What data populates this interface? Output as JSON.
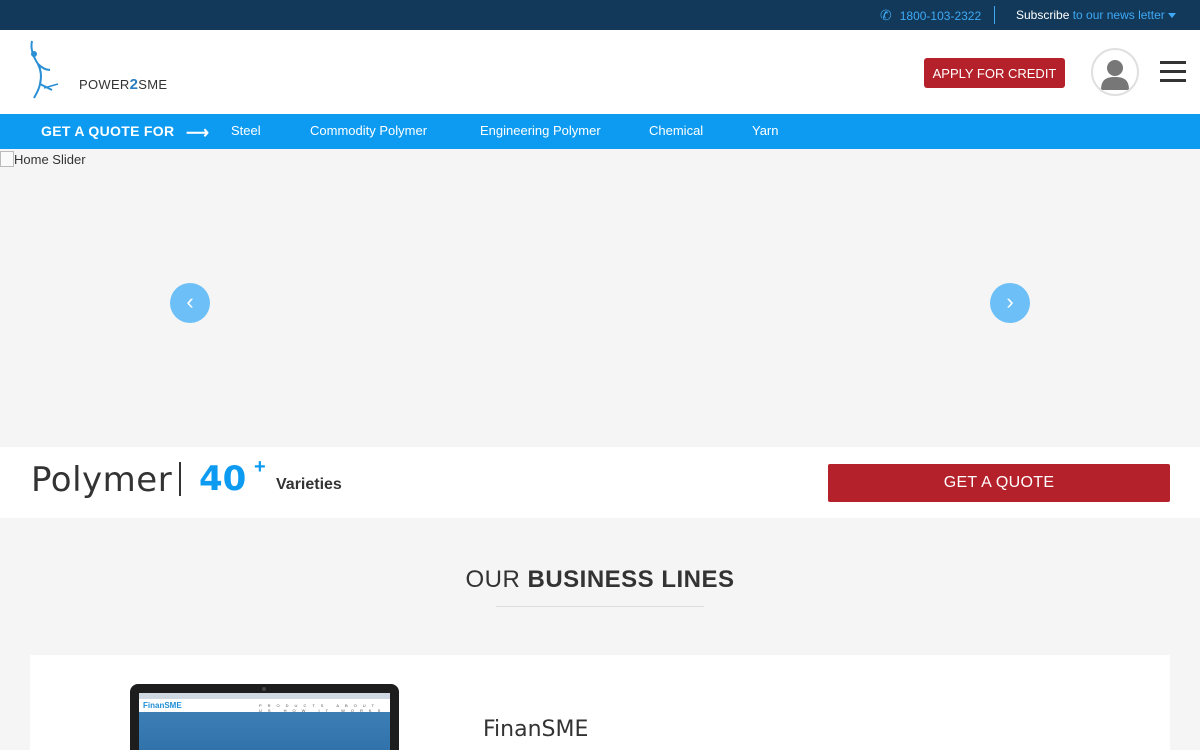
{
  "topbar": {
    "phone_icon": "phone-icon",
    "phone": "1800-103-2322",
    "subscribe_bold": "Subscribe",
    "subscribe_rest": "to our news letter"
  },
  "header": {
    "logo_text_pre": "POWER",
    "logo_text_num": "2",
    "logo_text_post": "SME",
    "apply_button": "APPLY FOR CREDIT",
    "avatar_icon": "user-avatar-icon",
    "menu_icon": "hamburger-menu-icon"
  },
  "quote_nav": {
    "label": "GET A QUOTE FOR",
    "arrow": "⟶",
    "items": [
      {
        "label": "Steel"
      },
      {
        "label": "Commodity Polymer"
      },
      {
        "label": "Engineering Polymer"
      },
      {
        "label": "Chemical"
      },
      {
        "label": "Yarn"
      }
    ]
  },
  "slider": {
    "alt_text": "Home Slider",
    "prev": "‹",
    "next": "›"
  },
  "highlight": {
    "title": "Polymer",
    "count": "40",
    "plus": "+",
    "varieties": "Varieties",
    "quote_button": "GET A QUOTE"
  },
  "business": {
    "heading_light": "OUR",
    "heading_bold": "BUSINESS LINES",
    "cards": [
      {
        "title": "FinanSME",
        "screen_brand": "FinanSME",
        "screen_links": "PRODUCTS ABOUT US HOW IT WORKS FAQS"
      }
    ]
  },
  "colors": {
    "topbar": "#12395a",
    "accent_blue": "#0d9bf2",
    "brand_red": "#b5212a"
  }
}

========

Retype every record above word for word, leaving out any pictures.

Exercise result:
What data populates this interface? Output as JSON.
{
  "topbar": {
    "phone_icon": "phone-icon",
    "phone": "1800-103-2322",
    "subscribe_bold": "Subscribe",
    "subscribe_rest": "to our news letter"
  },
  "header": {
    "logo_text_pre": "POWER",
    "logo_text_num": "2",
    "logo_text_post": "SME",
    "apply_button": "APPLY FOR CREDIT",
    "avatar_icon": "user-avatar-icon",
    "menu_icon": "hamburger-menu-icon"
  },
  "quote_nav": {
    "label": "GET A QUOTE FOR",
    "arrow": "⟶",
    "items": [
      {
        "label": "Steel"
      },
      {
        "label": "Commodity Polymer"
      },
      {
        "label": "Engineering Polymer"
      },
      {
        "label": "Chemical"
      },
      {
        "label": "Yarn"
      }
    ]
  },
  "slider": {
    "alt_text": "Home Slider",
    "prev": "‹",
    "next": "›"
  },
  "highlight": {
    "title": "Polymer",
    "count": "40",
    "plus": "+",
    "varieties": "Varieties",
    "quote_button": "GET A QUOTE"
  },
  "business": {
    "heading_light": "OUR",
    "heading_bold": "BUSINESS LINES",
    "cards": [
      {
        "title": "FinanSME",
        "screen_brand": "FinanSME",
        "screen_links": "PRODUCTS ABOUT US HOW IT WORKS FAQS"
      }
    ]
  },
  "colors": {
    "topbar": "#12395a",
    "accent_blue": "#0d9bf2",
    "brand_red": "#b5212a"
  }
}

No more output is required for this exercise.